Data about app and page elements
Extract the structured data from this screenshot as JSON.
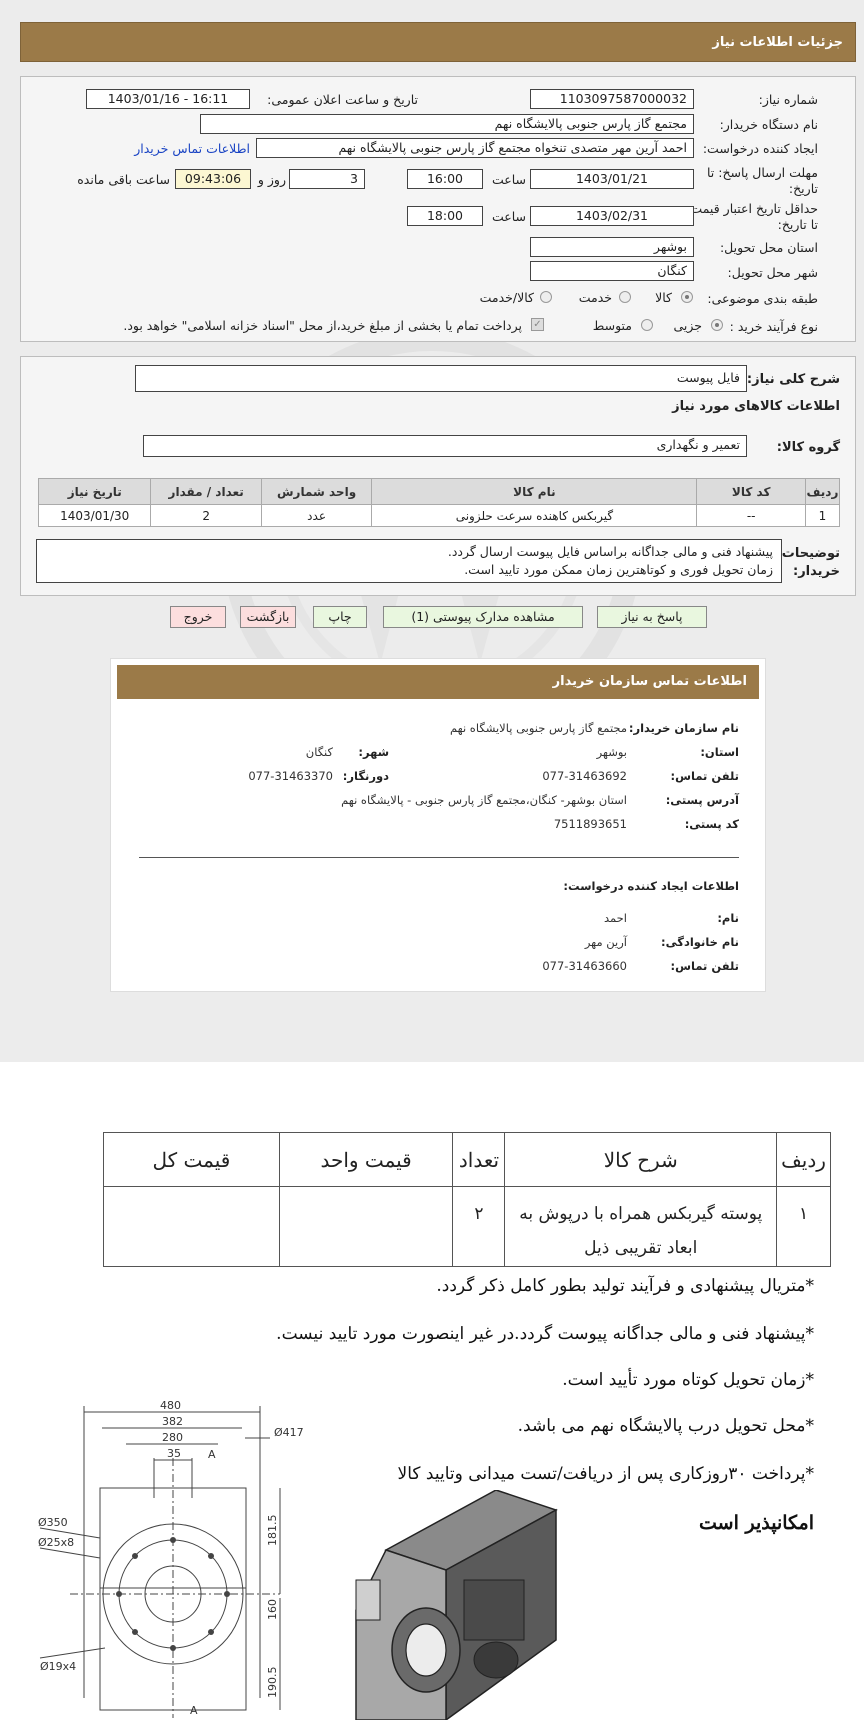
{
  "page": {
    "title": "جزئیات اطلاعات نیاز"
  },
  "form": {
    "need_number_label": "شماره نیاز:",
    "need_number": "1103097587000032",
    "announce_label": "تاریخ و ساعت اعلان عمومی:",
    "announce_value": "1403/01/16 - 16:11",
    "buyer_org_label": "نام دستگاه خریدار:",
    "buyer_org": "مجتمع گاز پارس جنوبی  پالایشگاه نهم",
    "requester_label": "ایجاد کننده درخواست:",
    "requester": "احمد آرین مهر متصدی تنخواه مجتمع گاز پارس جنوبی  پالایشگاه نهم",
    "buyer_contact_link": "اطلاعات تماس خریدار",
    "deadline_label": "مهلت ارسال پاسخ: تا تاریخ:",
    "deadline_date": "1403/01/21",
    "time_label": "ساعت",
    "deadline_time": "16:00",
    "days_value": "3",
    "days_label": "روز و",
    "remaining_time": "09:43:06",
    "remaining_label": "ساعت باقی مانده",
    "validity_label": "حداقل تاریخ اعتبار قیمت: تا تاریخ:",
    "validity_date": "1403/02/31",
    "validity_time": "18:00",
    "province_label": "استان محل تحویل:",
    "province": "بوشهر",
    "city_label": "شهر محل تحویل:",
    "city": "کنگان",
    "category_label": "طبقه بندی موضوعی:",
    "category_options": [
      "کالا",
      "خدمت",
      "کالا/خدمت"
    ],
    "category_selected": "کالا",
    "process_label": "نوع فرآیند خرید :",
    "process_options": [
      "جزیی",
      "متوسط"
    ],
    "process_selected": "جزیی",
    "payment_note": "پرداخت تمام یا بخشی از مبلغ خرید،از محل \"اسناد خزانه اسلامی\" خواهد بود."
  },
  "summary": {
    "general_desc_label": "شرح کلی نیاز:",
    "general_desc": "فایل پیوست",
    "items_heading": "اطلاعات کالاهای مورد نیاز",
    "group_label": "گروه کالا:",
    "group_value": "تعمیر و نگهداری"
  },
  "items_table": {
    "headers": [
      "ردیف",
      "کد کالا",
      "نام کالا",
      "واحد شمارش",
      "تعداد / مقدار",
      "تاریخ نیاز"
    ],
    "rows": [
      [
        "1",
        "--",
        "گیربکس کاهنده سرعت حلزونی",
        "عدد",
        "2",
        "1403/01/30"
      ]
    ]
  },
  "buyer_notes": {
    "label_1": "توضیحات",
    "label_2": "خریدار:",
    "line_1": "پیشنهاد فنی و مالی جداگانه براساس فایل پیوست ارسال گردد.",
    "line_2": "زمان تحویل فوری و کوتاهترین زمان ممکن مورد تایید است."
  },
  "buttons": {
    "reply": "پاسخ به نیاز",
    "attachments": "مشاهده مدارک پیوستی (1)",
    "print": "چاپ",
    "back": "بازگشت",
    "exit": "خروج"
  },
  "contact": {
    "header": "اطلاعات تماس سازمان خریدار",
    "org_label": "نام سازمان خریدار:",
    "org": "مجتمع گاز پارس جنوبی  پالایشگاه نهم",
    "province_label": "استان:",
    "province": "بوشهر",
    "city_label": "شهر:",
    "city": "کنگان",
    "phone_label": "تلفن تماس:",
    "phone": "077-31463692",
    "fax_label": "دورنگار:",
    "fax": "077-31463370",
    "address_label": "آدرس پستی:",
    "address": "استان بوشهر- کنگان،مجتمع گاز پارس جنوبی - پالایشگاه نهم",
    "postal_label": "کد پستی:",
    "postal": "7511893651",
    "requester_heading": "اطلاعات ایجاد کننده درخواست:",
    "name_label": "نام:",
    "name": "احمد",
    "family_label": "نام خانوادگی:",
    "family": "آرین مهر",
    "req_phone_label": "تلفن تماس:",
    "req_phone": "077-31463660"
  },
  "attachment_doc": {
    "headers": [
      "ردیف",
      "شرح کالا",
      "تعداد",
      "قیمت واحد",
      "قیمت کل"
    ],
    "rows": [
      [
        "١",
        "پوسته گیربکس همراه با درپوش به ابعاد تقریبی ذیل",
        "٢",
        "",
        ""
      ]
    ],
    "notes": [
      "*متریال پیشنهادی و فرآیند تولید بطور کامل ذکر گردد.",
      "*پیشنهاد فنی و مالی جداگانه پیوست گردد.در غیر اینصورت مورد تایید نیست.",
      "*زمان تحویل کوتاه مورد تأیید است.",
      "*محل تحویل درب پالایشگاه نهم می باشد.",
      "*پرداخت ۳۰روزکاری پس از دریافت/تست میدانی وتایید کالا",
      "امکانپذیر است"
    ],
    "drawing_dims": [
      "480",
      "382",
      "280",
      "35",
      "A",
      "Ø417",
      "Ø350",
      "Ø25x8",
      "Ø19x4",
      "181.5",
      "160",
      "190.5"
    ]
  }
}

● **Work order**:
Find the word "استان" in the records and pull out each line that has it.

● **Completed task**:
    "province_label": "استان محل تحویل:",
    "province_label": "استان:",
    "address": "استان بوشهر- کنگان،مجتمع گاز پارس جنوبی - پالایشگاه نهم",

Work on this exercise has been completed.